• **TASK DETAILS**
Copy each line below in which the string "Import" appears.

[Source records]
::::::

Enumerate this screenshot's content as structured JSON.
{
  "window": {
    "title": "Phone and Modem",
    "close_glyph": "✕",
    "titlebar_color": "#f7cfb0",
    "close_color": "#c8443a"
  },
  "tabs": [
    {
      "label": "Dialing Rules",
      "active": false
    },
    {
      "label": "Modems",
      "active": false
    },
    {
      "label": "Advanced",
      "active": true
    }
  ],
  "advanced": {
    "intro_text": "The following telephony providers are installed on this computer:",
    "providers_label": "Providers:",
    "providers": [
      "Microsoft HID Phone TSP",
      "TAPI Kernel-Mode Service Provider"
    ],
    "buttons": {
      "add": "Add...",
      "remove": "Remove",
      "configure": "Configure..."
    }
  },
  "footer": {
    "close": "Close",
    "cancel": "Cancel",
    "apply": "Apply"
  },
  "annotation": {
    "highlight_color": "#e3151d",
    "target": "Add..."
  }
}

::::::

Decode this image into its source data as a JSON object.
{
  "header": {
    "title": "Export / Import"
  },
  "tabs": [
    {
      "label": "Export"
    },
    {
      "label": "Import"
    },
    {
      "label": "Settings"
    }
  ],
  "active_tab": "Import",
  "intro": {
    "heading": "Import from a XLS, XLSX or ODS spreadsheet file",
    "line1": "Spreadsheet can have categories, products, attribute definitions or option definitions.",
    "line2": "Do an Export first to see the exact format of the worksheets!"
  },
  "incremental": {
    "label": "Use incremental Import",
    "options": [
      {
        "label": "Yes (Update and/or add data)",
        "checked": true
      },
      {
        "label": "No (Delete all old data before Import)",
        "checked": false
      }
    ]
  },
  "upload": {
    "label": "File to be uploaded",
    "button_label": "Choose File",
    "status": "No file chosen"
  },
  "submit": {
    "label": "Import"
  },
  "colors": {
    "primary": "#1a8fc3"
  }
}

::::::

• **TASK RESULT**
    "title": "Export / Import"
      "label": "Import"
  "active_tab": "Import",
    "heading": "Import from a XLS, XLSX or ODS spreadsheet file",
    "label": "Use incremental Import",
        "label": "No (Delete all old data before Import)",
    "label": "Import"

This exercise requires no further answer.